At just 50% of it’s former population, today’s German Village is too quiet

At just 50% of it’s former population, today’s German Village lacks it’s former vitality!

Did you know that in 1960 there were thousands more people living in the area now known as German Village? It’s true!

German Village is a national historic preservation success and one of Columbus’ largest tourist attractions. It is also one of the few areas of Columbus that looks almost identical to how it looked 150 years ago. Countless people have worked for decades to make this neighborhood a beloved urban success. However, before the neighborhood received historic protection, the area was home to more than 10,000 people. The previous density supported hundreds of businesses on nearby commercial corridors and nestled throughout the quaint narrow streets. Imagine walking to cheese shops, tailors, bakeries, diners, drug stores, doctors—anything you needed was on the South End.

“Ghost Doors” are previous front entrances along the street that have been removed in favor of another entrance, often a private entrance away from potential interactions with neighbors. Strong communities are built on a high potential for resident interaction and friendship, not prioritizing personal privacy.

These businesses had plenty of customers living nearby. Today, German Village businesses must often rely on a tourist-based economy, thriving off of visitors patronizing businesses and restaurants.

The benefits of local businesses over national chain stores is well documented in returning more to the local economy. In places like German Village it is hard to find the retail goods and services people need regularly. If you support local retail and want more amenities like pharmacies and grocery stores, our neighborhoods need more people to support those businesses. And more people means more housing.

To truly revitalize our communities, we need to bring back the life they once had. Part of that equation is building more housing units.

With your cursor, drag the slider to see how population density has decreased in German Village and the South Side since 1960.

In the German Village area, there were butchers, beauty parlors, doctors, dentists, drug stores, photography processing, cheese manufacturing, dry goods stores, and trades like plumbers, roofers, and machinists scattered throughout. With 18 groceries, the area had a plethora of options for purchasing food, as well as options for running into friends and neighbors.

By 1963, the number of small groceries declined to 12 and today there are no groceries within the boundary of the German Village historic district.

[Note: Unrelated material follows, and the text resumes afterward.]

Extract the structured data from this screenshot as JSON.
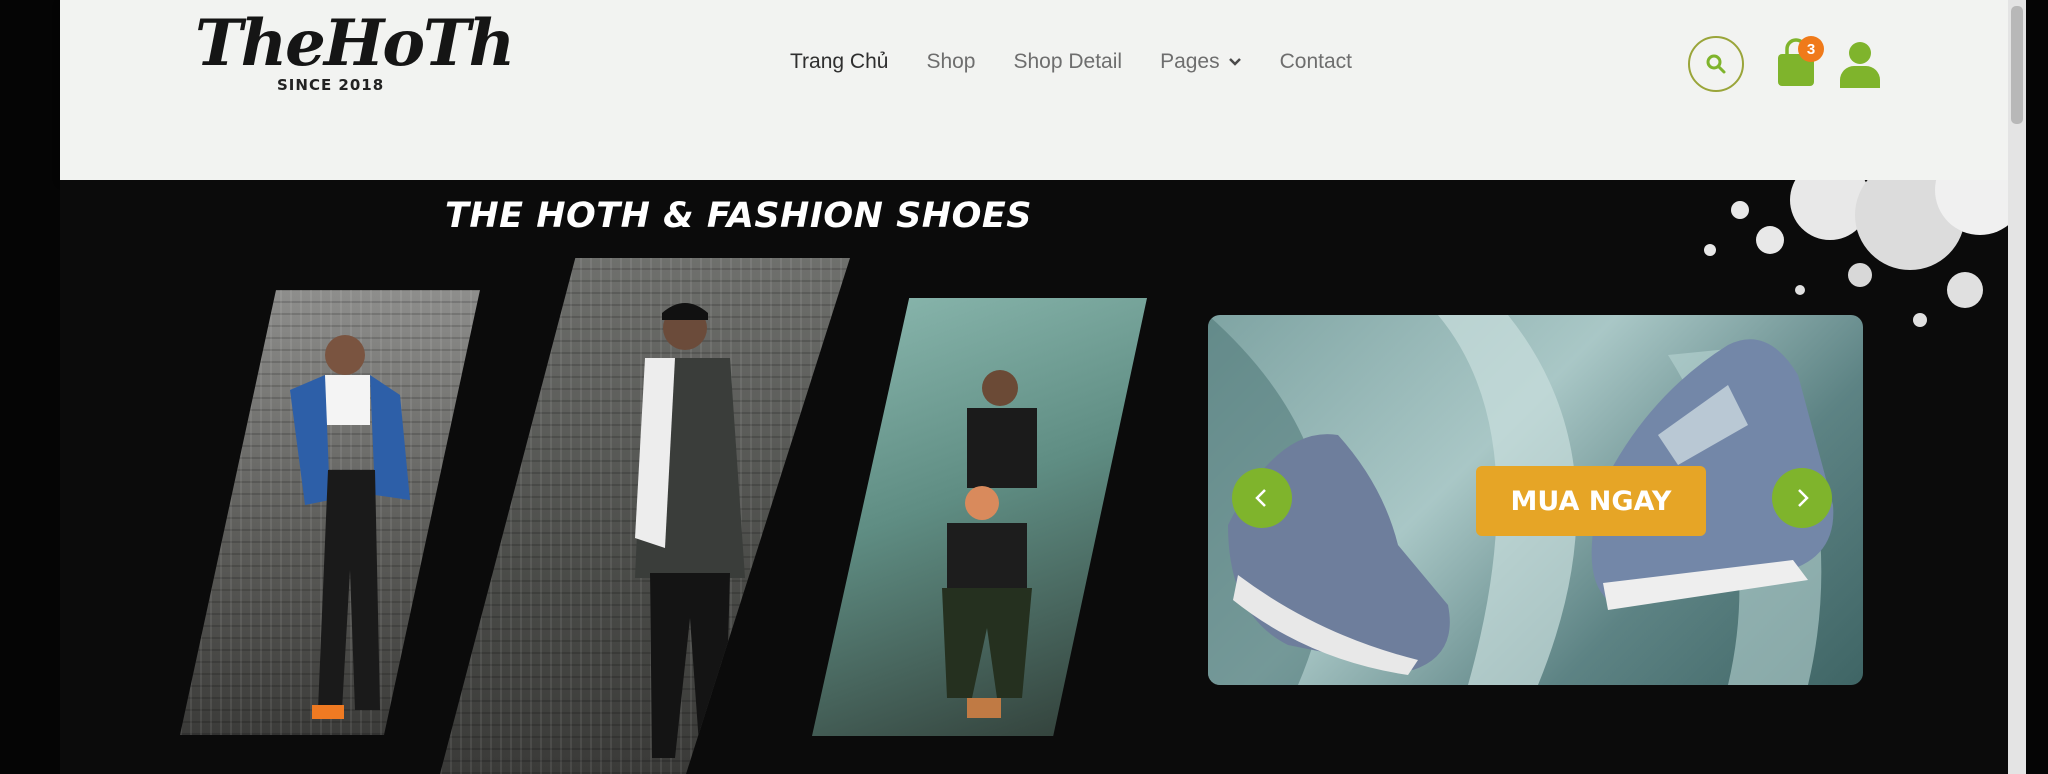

Some of this change can be attributed to an evolution of retail at a national and global scale, but the decline in businesses also occurred in tandem with the neighborhood’s renaissance as a residential enclave.

Select business types, 1926 to 2014.
Business TypeYear 1926Year 1963Year 2014
Pharmacy or Drug Store522
Flower shop111

The photographs in this slideshow illustrate how former retail or public buildings have been privatized and removed from community use since the architectural restoration of German Village beginning in the 1960s. Without consumer demand to fuel retail stores like groceries, pharmacies, and dry cleaners, those types of services cannot survive. As a result, urban neighborhoods may become “destination” areas, visited by tourists and hailed as exclusive residential areas without basic services.

To create complete neighborhoods with access to a variety of goods and services, cities need appropriate levels of density.